Which lines of the data contain the string "create"? Show each of them.
[[ Extracted material, beginning ]]
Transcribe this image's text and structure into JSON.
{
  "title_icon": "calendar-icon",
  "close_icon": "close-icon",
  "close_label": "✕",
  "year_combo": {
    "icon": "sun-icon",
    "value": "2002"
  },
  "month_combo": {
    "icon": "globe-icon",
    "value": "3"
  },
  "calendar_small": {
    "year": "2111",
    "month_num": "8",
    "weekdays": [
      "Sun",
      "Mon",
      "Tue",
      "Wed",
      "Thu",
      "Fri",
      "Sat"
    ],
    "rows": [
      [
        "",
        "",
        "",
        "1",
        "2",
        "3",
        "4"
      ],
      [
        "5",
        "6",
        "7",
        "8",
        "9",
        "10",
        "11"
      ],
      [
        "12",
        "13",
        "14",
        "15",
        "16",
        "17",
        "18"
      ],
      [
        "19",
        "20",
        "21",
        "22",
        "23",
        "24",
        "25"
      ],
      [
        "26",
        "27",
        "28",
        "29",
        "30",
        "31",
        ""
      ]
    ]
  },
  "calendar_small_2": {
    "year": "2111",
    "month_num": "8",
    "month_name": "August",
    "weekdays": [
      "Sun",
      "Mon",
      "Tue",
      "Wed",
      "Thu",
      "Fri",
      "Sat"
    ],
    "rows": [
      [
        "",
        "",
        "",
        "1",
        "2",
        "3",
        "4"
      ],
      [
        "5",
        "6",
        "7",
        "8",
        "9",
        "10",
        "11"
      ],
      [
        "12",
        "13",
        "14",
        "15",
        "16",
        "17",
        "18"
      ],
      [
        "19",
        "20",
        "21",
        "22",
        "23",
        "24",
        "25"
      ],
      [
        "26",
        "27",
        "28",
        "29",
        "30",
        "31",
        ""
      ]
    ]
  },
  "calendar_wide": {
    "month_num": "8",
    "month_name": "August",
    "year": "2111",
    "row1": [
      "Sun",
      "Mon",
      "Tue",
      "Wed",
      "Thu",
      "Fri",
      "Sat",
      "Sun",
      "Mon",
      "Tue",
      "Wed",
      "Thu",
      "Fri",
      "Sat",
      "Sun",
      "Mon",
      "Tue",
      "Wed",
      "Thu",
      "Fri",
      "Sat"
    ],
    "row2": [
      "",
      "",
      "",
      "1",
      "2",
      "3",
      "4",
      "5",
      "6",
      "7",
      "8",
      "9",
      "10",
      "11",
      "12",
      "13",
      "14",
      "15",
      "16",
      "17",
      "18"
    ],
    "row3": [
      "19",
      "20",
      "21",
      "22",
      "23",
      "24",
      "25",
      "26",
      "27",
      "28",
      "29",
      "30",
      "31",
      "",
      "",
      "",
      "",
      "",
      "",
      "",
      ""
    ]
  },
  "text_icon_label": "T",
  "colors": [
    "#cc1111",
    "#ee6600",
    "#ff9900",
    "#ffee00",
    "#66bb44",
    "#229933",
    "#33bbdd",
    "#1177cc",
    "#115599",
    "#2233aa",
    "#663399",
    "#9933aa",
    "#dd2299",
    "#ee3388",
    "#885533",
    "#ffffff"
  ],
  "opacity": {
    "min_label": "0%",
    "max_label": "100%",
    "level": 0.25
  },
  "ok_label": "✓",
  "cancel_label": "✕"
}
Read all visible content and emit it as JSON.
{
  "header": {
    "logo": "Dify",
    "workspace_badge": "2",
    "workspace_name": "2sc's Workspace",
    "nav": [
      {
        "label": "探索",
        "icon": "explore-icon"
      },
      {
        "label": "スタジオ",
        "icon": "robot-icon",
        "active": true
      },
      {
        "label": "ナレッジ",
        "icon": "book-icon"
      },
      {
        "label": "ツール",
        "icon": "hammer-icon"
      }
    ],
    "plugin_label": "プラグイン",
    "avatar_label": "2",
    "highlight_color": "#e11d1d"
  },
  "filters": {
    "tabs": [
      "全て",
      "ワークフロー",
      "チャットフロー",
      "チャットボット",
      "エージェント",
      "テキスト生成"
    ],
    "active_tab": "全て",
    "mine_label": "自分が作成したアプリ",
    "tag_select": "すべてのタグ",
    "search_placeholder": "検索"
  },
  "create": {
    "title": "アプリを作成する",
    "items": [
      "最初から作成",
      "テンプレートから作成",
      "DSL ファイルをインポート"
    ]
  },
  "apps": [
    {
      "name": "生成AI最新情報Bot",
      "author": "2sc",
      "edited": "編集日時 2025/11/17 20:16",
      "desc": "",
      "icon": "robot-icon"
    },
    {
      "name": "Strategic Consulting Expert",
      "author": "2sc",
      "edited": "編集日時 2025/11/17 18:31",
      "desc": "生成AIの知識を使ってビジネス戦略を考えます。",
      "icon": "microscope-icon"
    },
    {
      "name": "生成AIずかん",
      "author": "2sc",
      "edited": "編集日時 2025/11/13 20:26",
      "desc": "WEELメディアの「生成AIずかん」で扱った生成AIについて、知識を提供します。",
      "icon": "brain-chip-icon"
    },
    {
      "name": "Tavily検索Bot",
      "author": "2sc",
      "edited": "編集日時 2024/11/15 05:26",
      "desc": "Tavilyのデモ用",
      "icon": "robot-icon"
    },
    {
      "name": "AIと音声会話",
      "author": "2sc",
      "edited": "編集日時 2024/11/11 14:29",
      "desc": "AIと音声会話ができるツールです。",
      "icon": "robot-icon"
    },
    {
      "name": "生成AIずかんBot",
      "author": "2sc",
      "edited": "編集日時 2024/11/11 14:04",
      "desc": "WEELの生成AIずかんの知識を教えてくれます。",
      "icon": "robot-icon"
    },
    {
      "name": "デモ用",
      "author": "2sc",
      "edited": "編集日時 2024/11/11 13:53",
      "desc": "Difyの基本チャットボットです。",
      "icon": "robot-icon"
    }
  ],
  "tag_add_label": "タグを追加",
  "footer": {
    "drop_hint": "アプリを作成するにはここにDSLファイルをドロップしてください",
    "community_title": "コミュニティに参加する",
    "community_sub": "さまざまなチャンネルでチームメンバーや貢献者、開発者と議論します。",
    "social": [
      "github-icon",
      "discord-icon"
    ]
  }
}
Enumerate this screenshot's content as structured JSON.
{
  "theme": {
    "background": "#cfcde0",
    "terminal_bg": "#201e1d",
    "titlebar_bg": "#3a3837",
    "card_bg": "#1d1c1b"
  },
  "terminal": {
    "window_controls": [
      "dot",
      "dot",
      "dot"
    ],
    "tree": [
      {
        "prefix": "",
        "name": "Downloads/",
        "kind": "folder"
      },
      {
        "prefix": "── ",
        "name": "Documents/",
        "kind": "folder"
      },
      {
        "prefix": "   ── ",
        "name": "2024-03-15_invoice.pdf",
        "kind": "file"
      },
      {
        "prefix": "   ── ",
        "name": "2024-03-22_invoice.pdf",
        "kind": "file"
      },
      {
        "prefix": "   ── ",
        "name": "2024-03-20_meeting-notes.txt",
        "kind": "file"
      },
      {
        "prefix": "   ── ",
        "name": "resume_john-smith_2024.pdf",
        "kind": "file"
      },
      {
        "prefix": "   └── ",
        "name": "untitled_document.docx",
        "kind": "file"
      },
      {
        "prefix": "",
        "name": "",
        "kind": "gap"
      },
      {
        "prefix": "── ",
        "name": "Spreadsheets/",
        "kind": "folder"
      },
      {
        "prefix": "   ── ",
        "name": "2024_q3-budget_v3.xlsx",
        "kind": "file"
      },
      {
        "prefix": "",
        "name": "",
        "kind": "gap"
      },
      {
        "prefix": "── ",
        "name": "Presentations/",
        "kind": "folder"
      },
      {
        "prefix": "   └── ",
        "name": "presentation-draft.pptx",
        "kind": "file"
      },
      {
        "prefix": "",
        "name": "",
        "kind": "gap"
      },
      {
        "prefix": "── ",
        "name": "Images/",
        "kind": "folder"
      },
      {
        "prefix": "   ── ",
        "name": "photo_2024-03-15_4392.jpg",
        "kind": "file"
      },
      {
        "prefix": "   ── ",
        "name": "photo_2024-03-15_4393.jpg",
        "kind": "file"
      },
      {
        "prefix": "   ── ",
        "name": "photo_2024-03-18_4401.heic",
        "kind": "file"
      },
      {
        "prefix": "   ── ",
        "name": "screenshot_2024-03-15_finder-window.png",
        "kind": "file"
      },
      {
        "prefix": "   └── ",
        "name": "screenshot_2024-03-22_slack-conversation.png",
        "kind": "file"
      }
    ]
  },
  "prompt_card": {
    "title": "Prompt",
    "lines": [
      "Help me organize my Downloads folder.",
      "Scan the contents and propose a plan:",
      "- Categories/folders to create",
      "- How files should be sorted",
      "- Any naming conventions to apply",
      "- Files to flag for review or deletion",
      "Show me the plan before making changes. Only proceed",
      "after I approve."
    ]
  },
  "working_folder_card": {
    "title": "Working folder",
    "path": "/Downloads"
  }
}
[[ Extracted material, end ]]
● Solved exercise:
  "create": {
      "- Categories/folders to create",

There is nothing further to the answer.